Material shown:

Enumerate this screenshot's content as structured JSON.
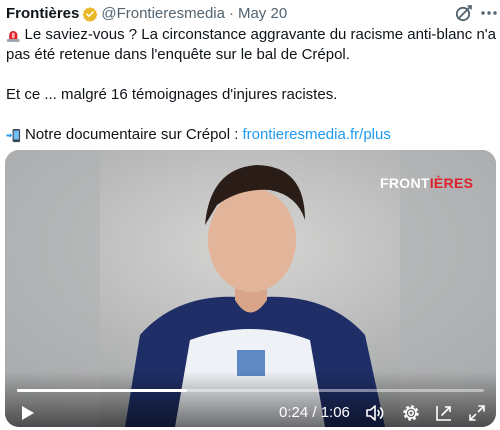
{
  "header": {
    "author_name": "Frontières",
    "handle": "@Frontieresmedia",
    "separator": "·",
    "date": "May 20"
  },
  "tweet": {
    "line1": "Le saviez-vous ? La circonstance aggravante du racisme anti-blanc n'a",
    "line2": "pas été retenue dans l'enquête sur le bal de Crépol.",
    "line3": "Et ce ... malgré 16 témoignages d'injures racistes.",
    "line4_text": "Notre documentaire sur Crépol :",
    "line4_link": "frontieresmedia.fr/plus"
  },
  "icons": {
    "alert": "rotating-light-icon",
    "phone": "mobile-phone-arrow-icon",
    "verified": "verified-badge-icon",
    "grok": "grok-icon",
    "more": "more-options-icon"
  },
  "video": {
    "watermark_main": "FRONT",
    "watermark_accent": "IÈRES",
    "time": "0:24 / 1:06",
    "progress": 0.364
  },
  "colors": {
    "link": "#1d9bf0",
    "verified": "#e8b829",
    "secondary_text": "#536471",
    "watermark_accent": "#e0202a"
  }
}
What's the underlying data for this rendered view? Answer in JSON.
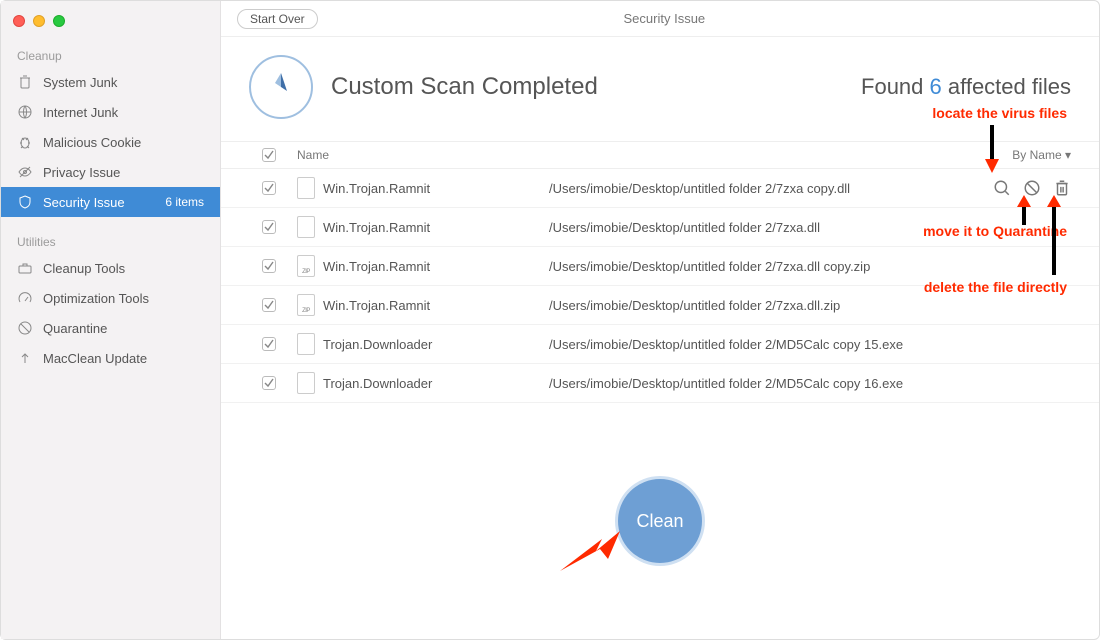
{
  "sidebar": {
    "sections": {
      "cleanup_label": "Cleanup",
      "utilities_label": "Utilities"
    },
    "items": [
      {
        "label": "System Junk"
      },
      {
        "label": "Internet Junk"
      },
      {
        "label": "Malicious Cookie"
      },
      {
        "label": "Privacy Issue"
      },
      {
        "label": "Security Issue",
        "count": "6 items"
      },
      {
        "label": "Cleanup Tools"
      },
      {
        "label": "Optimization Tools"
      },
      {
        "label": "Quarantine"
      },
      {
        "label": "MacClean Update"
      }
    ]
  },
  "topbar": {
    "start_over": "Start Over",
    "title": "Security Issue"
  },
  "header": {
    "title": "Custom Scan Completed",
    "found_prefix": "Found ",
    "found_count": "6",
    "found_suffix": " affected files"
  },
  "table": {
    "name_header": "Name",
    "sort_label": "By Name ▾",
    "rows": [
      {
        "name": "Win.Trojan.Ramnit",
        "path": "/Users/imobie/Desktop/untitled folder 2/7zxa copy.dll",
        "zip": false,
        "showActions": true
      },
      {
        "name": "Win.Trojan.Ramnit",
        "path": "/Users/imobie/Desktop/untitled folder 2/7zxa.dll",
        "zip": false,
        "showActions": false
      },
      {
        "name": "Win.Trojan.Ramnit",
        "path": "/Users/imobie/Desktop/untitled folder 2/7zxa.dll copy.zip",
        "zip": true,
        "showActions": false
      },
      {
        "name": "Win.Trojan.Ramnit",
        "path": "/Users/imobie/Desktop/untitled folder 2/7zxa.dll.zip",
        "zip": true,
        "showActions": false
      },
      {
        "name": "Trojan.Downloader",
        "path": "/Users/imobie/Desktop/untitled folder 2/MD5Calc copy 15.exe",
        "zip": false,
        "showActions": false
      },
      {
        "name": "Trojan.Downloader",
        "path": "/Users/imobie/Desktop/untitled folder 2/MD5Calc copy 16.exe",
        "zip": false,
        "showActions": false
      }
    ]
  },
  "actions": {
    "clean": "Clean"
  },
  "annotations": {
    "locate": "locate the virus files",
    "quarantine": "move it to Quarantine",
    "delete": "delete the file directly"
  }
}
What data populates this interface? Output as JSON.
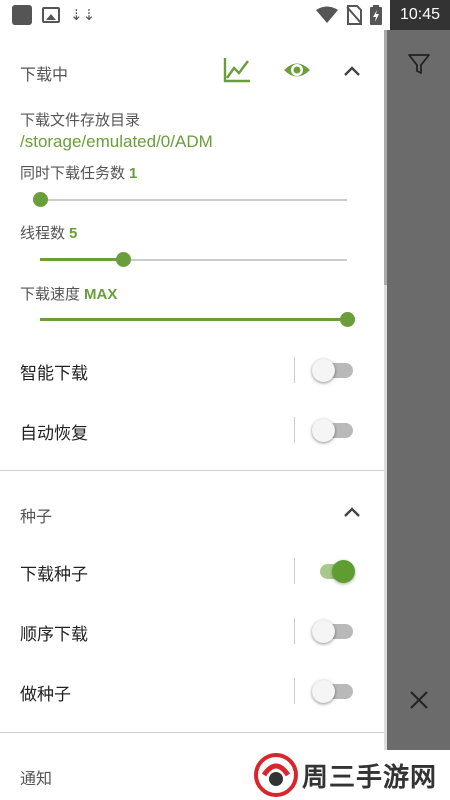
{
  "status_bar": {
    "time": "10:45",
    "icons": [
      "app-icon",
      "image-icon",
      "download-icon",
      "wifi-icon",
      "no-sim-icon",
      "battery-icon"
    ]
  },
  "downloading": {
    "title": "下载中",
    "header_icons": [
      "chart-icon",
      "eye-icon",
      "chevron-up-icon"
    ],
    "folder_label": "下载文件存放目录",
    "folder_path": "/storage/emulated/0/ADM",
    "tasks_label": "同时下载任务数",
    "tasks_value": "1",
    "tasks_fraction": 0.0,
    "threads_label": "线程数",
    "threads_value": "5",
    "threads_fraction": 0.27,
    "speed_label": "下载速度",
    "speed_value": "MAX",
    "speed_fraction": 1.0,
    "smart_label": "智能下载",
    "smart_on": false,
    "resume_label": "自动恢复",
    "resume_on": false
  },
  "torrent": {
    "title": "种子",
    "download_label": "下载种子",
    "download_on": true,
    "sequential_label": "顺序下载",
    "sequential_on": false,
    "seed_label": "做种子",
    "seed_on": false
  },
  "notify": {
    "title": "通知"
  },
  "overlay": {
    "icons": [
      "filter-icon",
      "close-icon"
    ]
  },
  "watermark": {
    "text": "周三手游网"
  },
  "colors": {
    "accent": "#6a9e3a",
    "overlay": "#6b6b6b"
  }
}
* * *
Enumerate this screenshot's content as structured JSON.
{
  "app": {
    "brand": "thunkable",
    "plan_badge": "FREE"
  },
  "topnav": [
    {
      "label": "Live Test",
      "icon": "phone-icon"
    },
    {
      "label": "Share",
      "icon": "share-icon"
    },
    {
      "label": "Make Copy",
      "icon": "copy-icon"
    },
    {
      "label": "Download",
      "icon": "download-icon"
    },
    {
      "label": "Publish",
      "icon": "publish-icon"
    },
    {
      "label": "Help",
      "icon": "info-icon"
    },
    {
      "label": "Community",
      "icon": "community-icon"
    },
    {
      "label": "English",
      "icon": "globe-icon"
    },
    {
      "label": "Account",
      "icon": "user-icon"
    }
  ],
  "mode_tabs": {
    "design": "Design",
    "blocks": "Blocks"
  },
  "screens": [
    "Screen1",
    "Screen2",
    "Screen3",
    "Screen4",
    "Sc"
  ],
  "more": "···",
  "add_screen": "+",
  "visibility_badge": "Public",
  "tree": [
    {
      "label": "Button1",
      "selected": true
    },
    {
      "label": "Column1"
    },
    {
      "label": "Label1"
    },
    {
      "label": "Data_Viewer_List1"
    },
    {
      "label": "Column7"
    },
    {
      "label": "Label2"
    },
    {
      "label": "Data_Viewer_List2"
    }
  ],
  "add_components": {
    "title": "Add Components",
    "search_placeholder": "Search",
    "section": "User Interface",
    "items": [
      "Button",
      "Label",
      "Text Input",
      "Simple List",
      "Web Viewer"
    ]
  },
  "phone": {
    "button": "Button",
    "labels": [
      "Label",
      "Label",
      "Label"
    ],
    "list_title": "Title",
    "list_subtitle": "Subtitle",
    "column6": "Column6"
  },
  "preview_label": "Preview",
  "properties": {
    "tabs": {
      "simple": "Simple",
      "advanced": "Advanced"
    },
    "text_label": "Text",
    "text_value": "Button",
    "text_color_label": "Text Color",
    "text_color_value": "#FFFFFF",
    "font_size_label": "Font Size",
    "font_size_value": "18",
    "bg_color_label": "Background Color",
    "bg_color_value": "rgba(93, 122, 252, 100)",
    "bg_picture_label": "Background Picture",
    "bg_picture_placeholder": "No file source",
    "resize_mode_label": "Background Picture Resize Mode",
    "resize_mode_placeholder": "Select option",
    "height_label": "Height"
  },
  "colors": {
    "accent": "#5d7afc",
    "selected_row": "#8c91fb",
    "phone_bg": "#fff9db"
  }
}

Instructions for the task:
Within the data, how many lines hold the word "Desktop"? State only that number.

Task solution:
6